October 5, 2014
Twenty-seventh Sunday in Ordinary Time
First Reading: Isaiah 5:1-7
Love songs conjure up happy thoughts: affection, romance, fulfillment. People like listening to love songs for those positive emotions, but conversely some of the most powerful love songs are the dark ones—the ones that start off rosy and end up blue. In this Sunday’s reading from Isaiah, we find such a love song. It begins with such hope and promise, but ends on a sour note.
Isaiah 5 comes toward the beginning of this book of judgment. The prophet puts the people of God on trial before heaven and earth (Isa 1:2) and they are found wanting. He calls them to account for violating the covenant of the Lord and bringing upon themselves the deserved covenant punishment.
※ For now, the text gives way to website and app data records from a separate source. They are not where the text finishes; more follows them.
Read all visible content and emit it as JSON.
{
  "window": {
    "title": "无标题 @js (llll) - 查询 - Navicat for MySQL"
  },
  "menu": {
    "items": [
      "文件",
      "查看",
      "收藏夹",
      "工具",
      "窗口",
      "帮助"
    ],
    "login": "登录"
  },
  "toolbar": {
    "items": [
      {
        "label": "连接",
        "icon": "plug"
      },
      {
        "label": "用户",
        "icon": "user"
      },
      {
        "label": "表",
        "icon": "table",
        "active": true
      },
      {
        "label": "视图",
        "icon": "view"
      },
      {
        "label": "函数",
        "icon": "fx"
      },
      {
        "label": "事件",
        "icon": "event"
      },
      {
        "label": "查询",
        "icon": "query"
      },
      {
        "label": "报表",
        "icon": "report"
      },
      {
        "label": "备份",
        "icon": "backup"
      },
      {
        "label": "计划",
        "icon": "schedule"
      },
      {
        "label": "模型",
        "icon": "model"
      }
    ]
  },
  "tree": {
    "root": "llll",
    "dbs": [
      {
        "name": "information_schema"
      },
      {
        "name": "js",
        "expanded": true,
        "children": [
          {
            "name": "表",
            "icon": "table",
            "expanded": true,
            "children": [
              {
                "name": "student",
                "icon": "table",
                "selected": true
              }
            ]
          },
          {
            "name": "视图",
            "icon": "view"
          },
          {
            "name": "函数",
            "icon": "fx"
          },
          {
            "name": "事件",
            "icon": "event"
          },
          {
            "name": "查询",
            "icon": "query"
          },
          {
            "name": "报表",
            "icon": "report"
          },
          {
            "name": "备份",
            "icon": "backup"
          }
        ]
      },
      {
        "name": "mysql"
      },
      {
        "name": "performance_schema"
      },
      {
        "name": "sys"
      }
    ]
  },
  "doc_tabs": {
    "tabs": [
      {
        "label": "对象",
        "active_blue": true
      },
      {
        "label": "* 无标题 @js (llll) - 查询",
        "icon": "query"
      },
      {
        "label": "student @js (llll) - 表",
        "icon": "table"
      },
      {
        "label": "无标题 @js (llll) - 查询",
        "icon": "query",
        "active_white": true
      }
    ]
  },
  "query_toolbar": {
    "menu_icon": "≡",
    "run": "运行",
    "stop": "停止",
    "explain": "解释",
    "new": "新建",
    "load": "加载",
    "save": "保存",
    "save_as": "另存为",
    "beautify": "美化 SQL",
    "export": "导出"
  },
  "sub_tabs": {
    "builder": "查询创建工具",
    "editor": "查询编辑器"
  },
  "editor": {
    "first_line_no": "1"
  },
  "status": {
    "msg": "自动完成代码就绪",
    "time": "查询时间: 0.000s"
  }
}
Here, near the beginning of the book, Isaiah uses many metaphors to describe the people’s unfaithfulness and this love song is one of the most potent.
The prophet opens the song with reference to “my beloved” or “my friend.” The Hebrew word underlying these translations is yadid, normally used to indicate one who is loved (e.g. Deut 33:12). The word is closely related to dod, which is used by the lovers in the Song of Songs to refer to one another. The fictive voice of the poet in Isaiah 5 could be the prophet as the Lord’s “best man” singing about his unfaithful bride. On the other hand, it could be Israel herself, singing to the Lord, as “my beloved,” the tragic love song of their relationship. Either way, the song of Isaiah 5 has many vocabulary links to the Song of Songs—love, vines, vineyards, fidelity are all common themes. While the Song of Songs shows the bright side of Israel’s loving relationship with the Lord, here we see the troublesome dimensions.
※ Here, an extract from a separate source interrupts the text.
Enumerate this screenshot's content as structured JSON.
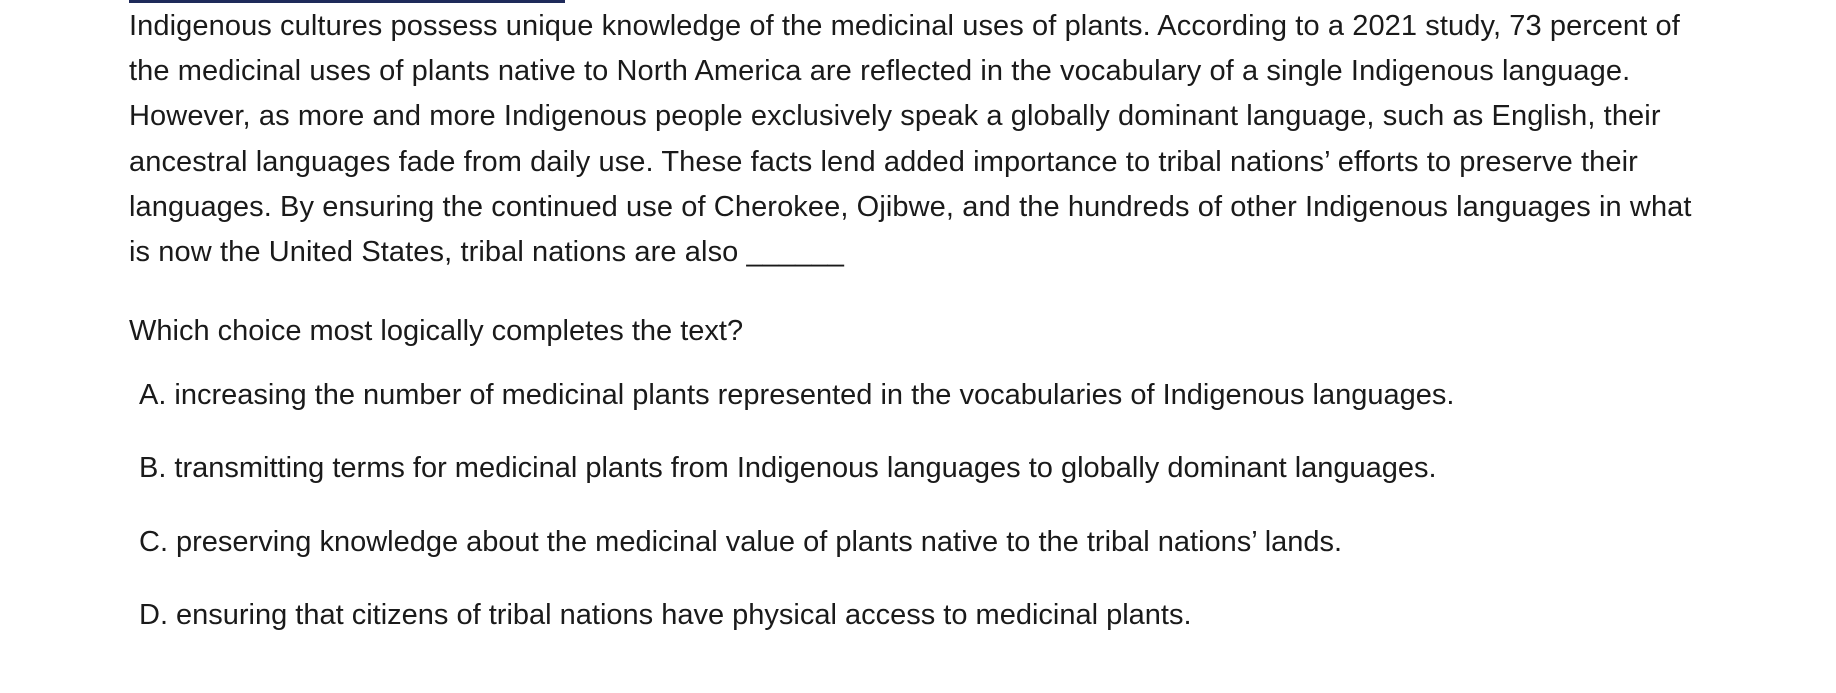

Notably, the Lord’s relationship with his people is described in a metaphor wrapped in a metaphor: It is like a loving couple, which is like a vineyard. The Lord is portrayed as the vintner, diligently preparing a field for his vines: digging, clearing, planting, watching, building. (Jesus invokes this passage by repeating these ideas in Matt 21, but then he adds a new twist.) The vintner makes sure that all of the conditions are right for his vines to flourish—in the same way that the Lord prepared and promised a special land for his people to dwell in, to flourish in. Yet despite the vinedresser’s hard work, the vines yield only wild grapes. Here wild grapes are sour grapes. “Wild” here does not indicate organic, locally-grown, vine-ripened grapes as a luxury product, but the nasty side of wild grapes, ones that are so sour you can’t even swallow them. Wild grapes like this are not what you expect when you prepare your field so well. They would be a huge disappointment, a whole year’s work down the drain! The vintner would likely have to go into debt just to make it through the winter since he could not sell his worthless crop or make decent wine with it. The quality of the fruit is essential.
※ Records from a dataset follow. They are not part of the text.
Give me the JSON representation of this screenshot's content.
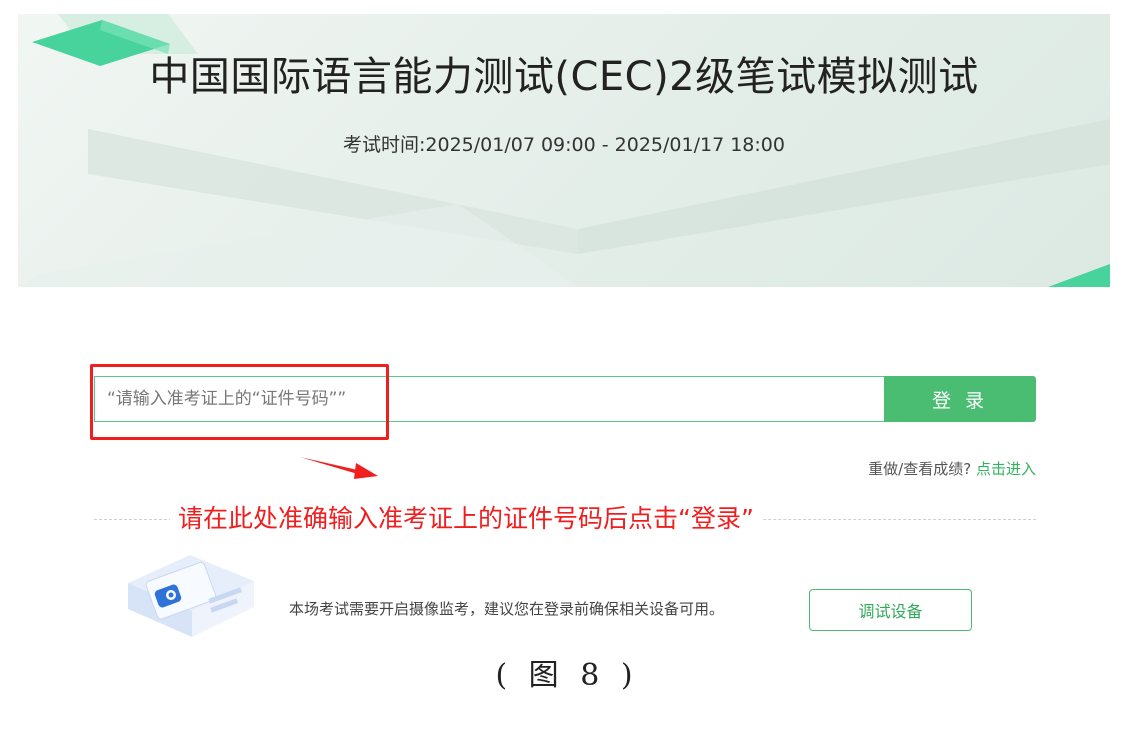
{
  "banner": {
    "title": "中国国际语言能力测试(CEC)2级笔试模拟测试",
    "exam_time": "考试时间:2025/01/07 09:00 - 2025/01/17 18:00"
  },
  "login": {
    "placeholder": "“请输入准考证上的“证件号码””",
    "button_label": "登 录"
  },
  "redo": {
    "prefix": "重做/查看成绩?",
    "link_label": "点击进入"
  },
  "annotation": {
    "text": "请在此处准确输入准考证上的证件号码后点击“登录”"
  },
  "device": {
    "notice": "本场考试需要开启摄像监考，建议您在登录前确保相关设备可用。",
    "button_label": "调试设备"
  },
  "figure_caption": "( 图 8 )",
  "colors": {
    "accent": "#4bbd72",
    "annotation_red": "#f01e1e"
  }
}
When the vines produce sour grapes, they need to be destroyed. Isaiah extends the metaphor to show the vintner taking down the hedge around the vineyard, so that it is given over to prairie grass for animals to graze on. It shows him neglecting it by refusing to hoe or to prune, so the vines revert from a cultivated state back into a wild one. Eventually the vineyard will be covered with thorn bushes and be totally useless for winemaking. While the prophet draws the allegory out and ratchets up the drama, he is illustrating how Israel’s chosen status and the blessings that go with it are being undone by the nation’s own disobedience.
Just like a vineyard is a specially cared for piece of property, God’s people were cared for in a special way. Now that God’s judgment is coming upon them, their land will be over-run. In effect, they will become just like any other nation, common, trampled, dry. The blessings of the Lord: land, prosperity, life in his presence, will be revoked during the time of exile. The song ends with two dramatic wordplays. The Lord looks for mishpat, justice, but gets mishpach, bloodshed. He wants tzedaqah, righteousness,but gets tze‘aqah, outcry. The people have not only failed to live up to his expectations, they’re headed in the opposite direction.
I suppose we can draw a little hope from the fact that God’s plans can sometimes backfire. Despite his utter faithfulness to them, they were not faithful to him. But I think this passage can cause us to look inside ourselves to see whether we find mishpat or mishpach. We not always great at being God’s friends. Lastly, though, just as God tilled the soil, and cleared the stones from his ancient “vineyard,” he prepares our hearts too. And even if we find ourselves producing wild grapes, he always is ready to receive us back and turn that despairing love song back to its original aspiration.